*** RECORDS SHOWN ***
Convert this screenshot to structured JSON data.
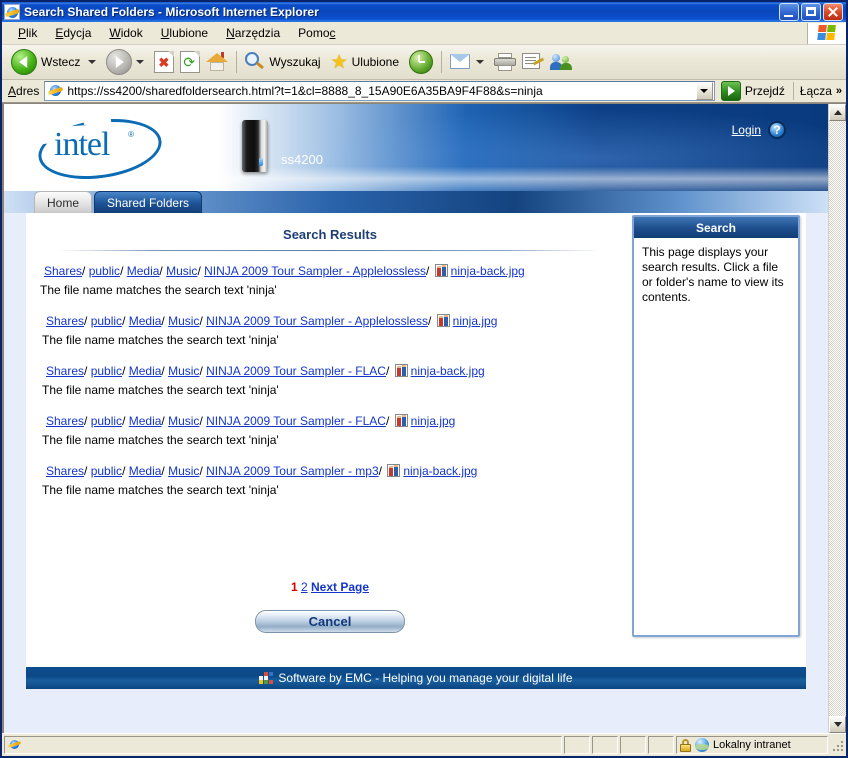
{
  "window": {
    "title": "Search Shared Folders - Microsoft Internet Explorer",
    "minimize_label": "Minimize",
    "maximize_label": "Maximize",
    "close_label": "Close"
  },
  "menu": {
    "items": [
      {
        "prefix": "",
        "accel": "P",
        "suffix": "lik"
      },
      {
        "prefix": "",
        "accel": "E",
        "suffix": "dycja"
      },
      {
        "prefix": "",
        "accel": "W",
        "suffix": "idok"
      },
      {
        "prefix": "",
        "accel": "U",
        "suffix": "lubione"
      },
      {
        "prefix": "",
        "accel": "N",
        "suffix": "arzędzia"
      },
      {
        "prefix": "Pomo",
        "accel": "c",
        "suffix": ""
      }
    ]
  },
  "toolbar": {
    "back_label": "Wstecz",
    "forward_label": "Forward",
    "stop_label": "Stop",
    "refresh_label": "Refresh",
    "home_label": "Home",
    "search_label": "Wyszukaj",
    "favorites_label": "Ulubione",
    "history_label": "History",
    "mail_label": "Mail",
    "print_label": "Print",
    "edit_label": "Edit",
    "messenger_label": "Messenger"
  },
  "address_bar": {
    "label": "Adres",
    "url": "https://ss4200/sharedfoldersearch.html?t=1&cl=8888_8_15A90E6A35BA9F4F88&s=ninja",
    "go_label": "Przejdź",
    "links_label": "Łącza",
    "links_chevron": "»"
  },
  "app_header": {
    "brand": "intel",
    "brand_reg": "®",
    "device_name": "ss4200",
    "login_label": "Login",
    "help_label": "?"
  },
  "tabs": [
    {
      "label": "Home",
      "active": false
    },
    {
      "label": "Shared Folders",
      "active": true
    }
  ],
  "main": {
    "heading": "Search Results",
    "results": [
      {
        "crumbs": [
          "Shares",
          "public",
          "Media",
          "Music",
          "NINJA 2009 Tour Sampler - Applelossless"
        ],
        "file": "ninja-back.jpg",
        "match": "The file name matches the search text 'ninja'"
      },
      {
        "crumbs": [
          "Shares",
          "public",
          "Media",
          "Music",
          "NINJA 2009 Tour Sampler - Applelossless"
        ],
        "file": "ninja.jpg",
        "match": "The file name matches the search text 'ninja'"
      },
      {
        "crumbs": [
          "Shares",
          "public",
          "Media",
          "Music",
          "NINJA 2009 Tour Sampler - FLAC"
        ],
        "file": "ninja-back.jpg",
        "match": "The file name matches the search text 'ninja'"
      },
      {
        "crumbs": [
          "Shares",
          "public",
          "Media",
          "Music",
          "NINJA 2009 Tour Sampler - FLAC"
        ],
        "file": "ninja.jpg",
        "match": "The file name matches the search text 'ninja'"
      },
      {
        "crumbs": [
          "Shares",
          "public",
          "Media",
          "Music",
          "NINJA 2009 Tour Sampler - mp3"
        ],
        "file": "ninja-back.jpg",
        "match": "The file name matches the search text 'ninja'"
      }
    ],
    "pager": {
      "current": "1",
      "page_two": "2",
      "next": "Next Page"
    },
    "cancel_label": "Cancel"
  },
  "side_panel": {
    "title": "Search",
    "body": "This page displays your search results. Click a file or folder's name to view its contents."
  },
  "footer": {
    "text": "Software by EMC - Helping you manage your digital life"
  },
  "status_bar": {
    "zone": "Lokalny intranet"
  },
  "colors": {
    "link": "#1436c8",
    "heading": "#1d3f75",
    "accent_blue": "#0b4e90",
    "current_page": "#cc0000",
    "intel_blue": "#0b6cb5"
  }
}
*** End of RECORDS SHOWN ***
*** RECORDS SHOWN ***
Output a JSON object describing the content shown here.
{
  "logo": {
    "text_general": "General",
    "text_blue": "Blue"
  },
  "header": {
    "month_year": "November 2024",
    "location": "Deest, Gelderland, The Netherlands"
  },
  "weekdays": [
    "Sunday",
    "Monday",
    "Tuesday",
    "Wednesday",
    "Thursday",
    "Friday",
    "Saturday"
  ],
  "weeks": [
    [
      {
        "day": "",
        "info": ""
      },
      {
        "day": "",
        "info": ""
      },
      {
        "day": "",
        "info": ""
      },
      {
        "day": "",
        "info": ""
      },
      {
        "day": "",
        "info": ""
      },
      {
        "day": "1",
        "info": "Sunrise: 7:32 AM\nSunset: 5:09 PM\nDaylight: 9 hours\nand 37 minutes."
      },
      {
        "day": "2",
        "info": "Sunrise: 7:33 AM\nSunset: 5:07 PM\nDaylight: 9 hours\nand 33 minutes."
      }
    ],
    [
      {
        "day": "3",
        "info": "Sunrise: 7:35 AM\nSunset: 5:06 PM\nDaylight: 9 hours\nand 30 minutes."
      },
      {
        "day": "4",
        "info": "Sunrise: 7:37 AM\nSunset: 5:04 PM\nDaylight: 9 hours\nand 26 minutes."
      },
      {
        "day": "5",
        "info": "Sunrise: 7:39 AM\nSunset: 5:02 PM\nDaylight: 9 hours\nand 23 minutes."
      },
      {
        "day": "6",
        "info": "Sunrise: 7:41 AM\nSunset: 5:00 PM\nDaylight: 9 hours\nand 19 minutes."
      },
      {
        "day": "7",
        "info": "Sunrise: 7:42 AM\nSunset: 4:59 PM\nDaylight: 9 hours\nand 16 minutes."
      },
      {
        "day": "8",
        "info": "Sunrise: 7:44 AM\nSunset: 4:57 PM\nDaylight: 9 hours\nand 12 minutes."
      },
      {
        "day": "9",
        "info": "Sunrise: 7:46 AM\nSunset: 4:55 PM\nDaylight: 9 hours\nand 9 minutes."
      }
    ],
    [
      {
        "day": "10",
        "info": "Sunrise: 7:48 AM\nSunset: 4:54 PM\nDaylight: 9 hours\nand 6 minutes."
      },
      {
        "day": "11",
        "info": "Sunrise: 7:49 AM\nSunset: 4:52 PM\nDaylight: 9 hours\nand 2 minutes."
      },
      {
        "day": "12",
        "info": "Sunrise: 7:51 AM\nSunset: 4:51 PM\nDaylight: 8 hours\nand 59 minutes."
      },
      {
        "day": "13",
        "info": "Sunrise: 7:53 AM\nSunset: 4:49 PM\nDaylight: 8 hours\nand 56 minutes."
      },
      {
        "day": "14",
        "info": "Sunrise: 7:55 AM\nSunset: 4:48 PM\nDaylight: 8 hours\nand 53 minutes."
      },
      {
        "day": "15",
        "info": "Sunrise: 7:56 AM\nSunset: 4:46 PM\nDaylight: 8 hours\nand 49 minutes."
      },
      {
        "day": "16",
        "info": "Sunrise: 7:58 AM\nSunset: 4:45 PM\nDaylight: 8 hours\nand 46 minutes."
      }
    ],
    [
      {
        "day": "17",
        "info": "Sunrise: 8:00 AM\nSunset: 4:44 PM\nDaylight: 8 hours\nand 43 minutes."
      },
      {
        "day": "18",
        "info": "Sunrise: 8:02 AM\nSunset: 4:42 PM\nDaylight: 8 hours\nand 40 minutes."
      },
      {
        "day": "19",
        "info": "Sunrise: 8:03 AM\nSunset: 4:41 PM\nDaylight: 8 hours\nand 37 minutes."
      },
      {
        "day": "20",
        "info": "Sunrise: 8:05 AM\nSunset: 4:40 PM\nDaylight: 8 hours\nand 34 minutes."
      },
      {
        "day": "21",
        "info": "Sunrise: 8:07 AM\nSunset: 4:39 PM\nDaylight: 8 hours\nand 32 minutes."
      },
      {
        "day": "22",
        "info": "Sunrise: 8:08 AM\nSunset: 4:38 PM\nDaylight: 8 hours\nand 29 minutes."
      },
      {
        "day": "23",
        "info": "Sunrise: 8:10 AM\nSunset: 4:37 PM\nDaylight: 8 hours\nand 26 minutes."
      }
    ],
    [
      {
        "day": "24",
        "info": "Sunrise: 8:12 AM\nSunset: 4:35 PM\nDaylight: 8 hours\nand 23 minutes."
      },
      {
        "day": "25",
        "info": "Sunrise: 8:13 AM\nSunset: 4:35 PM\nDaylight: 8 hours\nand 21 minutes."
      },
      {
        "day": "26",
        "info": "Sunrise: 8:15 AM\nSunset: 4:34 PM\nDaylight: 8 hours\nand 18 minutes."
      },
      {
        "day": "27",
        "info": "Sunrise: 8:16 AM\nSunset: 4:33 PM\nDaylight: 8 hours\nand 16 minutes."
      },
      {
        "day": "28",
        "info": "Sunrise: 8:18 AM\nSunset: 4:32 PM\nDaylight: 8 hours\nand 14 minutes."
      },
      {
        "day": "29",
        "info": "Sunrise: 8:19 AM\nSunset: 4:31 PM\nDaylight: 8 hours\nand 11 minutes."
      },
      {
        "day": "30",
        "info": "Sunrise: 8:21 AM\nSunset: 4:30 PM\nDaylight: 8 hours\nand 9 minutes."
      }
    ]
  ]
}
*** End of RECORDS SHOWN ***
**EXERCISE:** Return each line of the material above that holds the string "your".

**WRITTEN RESPONSE:**
    "body": "This page displays your search results. Click a file or folder's name to view its contents."
    "text": "Software by EMC - Helping you manage your digital life"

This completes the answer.